Western Film Series of the Sound EraNow available in softcover:

Western Film Series of the Sound Era
Michael R. Pitts

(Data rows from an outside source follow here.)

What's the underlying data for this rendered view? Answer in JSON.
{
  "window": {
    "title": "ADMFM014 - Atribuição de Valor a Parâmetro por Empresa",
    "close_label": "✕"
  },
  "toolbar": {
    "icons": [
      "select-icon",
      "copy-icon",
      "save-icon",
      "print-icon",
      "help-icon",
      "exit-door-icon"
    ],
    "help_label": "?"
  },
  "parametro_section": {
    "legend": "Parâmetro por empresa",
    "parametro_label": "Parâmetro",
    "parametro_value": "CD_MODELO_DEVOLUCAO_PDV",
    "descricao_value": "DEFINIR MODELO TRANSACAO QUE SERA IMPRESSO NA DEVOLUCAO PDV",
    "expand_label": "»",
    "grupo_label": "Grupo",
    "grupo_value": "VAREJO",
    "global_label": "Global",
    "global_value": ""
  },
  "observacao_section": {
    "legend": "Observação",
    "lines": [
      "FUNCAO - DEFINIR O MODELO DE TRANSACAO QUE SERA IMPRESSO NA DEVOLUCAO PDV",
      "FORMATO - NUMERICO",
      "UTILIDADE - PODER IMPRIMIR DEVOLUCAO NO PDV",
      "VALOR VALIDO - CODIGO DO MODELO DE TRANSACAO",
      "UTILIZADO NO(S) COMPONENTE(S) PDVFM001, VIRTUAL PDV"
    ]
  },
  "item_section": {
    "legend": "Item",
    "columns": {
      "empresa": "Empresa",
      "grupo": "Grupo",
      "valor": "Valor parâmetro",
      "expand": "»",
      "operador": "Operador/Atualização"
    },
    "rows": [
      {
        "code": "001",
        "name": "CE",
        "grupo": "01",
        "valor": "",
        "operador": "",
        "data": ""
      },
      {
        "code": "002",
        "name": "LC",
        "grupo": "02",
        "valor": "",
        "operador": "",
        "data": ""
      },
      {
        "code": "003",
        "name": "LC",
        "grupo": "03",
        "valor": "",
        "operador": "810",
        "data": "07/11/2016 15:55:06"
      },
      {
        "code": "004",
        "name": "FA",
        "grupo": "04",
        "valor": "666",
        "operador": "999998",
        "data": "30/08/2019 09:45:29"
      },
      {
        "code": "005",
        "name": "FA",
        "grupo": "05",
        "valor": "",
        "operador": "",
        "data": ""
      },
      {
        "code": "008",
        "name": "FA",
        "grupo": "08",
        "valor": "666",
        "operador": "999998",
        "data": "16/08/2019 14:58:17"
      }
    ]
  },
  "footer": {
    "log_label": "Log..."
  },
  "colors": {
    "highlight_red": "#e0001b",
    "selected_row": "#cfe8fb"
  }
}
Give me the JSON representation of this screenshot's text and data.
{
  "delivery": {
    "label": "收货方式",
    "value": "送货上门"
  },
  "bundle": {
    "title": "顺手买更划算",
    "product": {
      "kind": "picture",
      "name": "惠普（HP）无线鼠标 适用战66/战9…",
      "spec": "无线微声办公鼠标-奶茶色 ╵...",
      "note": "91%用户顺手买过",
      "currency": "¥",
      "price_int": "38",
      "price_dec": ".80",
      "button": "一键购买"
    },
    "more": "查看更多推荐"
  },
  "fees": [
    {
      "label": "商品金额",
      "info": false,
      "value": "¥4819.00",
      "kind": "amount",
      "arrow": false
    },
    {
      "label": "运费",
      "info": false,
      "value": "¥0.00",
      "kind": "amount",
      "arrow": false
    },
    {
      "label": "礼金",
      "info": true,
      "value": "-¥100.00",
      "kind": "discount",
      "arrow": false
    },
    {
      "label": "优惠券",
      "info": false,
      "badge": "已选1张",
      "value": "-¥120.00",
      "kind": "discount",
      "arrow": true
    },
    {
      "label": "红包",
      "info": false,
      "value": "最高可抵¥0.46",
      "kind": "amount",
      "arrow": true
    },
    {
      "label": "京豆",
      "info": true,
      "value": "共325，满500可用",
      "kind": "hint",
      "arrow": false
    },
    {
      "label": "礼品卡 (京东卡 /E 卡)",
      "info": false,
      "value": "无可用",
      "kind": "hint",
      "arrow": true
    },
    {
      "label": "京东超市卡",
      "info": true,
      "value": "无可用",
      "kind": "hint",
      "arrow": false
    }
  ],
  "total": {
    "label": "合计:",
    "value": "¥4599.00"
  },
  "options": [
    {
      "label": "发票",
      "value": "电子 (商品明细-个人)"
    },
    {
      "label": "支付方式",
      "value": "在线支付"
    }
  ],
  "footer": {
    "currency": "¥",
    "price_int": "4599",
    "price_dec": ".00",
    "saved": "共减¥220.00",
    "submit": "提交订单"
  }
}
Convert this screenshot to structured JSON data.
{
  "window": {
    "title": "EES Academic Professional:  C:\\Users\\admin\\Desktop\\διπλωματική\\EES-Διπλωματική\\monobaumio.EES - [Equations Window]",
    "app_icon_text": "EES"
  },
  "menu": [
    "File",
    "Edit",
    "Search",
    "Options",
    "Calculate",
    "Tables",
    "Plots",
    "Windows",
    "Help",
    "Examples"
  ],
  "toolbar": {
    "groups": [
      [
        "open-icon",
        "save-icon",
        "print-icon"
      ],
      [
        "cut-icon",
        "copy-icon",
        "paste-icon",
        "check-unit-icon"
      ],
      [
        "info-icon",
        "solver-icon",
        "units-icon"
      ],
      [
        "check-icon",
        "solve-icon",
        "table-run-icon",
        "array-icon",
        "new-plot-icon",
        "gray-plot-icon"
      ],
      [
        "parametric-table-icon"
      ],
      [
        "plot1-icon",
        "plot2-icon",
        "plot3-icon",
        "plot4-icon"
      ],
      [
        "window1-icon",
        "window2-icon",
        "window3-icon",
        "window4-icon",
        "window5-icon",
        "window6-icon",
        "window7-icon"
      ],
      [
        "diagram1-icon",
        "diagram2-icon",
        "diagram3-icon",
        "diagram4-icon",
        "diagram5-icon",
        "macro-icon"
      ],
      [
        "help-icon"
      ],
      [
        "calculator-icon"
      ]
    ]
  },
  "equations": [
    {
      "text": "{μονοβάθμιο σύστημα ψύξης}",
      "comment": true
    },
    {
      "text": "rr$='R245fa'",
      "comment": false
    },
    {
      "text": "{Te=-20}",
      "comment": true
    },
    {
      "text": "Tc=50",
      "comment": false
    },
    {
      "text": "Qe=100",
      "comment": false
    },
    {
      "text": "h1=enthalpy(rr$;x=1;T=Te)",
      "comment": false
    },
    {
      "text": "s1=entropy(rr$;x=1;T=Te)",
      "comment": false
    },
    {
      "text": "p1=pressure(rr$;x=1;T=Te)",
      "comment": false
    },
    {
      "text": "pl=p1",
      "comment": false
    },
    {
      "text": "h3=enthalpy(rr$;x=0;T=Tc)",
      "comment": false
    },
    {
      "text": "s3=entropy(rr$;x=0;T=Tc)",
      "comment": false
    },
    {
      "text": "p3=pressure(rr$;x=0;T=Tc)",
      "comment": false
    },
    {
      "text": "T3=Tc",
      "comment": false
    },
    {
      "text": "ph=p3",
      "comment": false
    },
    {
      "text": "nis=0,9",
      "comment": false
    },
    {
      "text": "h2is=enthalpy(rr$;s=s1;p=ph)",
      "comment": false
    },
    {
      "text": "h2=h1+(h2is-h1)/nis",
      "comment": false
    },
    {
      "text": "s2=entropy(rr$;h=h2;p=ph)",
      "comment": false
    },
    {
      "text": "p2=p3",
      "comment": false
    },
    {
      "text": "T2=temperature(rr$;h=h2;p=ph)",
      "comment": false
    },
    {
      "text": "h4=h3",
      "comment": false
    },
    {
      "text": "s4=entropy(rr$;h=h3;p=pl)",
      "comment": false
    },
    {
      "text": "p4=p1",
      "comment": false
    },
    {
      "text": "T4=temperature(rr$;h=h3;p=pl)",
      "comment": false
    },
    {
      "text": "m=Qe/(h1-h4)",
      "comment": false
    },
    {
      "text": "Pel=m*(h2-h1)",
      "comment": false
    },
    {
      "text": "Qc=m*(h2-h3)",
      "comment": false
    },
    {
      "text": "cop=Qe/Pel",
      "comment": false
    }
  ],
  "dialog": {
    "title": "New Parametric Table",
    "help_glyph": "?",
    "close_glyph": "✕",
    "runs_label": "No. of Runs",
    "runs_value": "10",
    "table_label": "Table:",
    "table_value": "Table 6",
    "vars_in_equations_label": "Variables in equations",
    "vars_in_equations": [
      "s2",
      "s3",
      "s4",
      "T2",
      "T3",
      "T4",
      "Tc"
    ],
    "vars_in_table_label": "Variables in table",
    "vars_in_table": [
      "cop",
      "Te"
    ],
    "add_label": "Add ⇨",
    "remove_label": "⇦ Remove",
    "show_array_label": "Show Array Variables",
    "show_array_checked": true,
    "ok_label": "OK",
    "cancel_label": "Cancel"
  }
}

The western genre touched on ideals of honor, conquest, and freedom of spirit, and its stories packed cinemas of the early sound era. This volume covers 30 western film series produced from the mid 1930s to the early 1950s. Included are such long-running series as Hopalong Cassidy, The Durango Kid and The Three Mesquiteers as well as those that had moderate or brief runs like The Singing Cowgirl and The Texas Rangers. Major genre stars like John Wayne, Ken Maynard, Tim McCoy, Buck Jones and Johnny Mack Brown headlined the popular Saturday matinee fare. The book contains a plot synopsis and analysis of each series’ place in cinema history, many photographs and illustrations and a detailed filmography.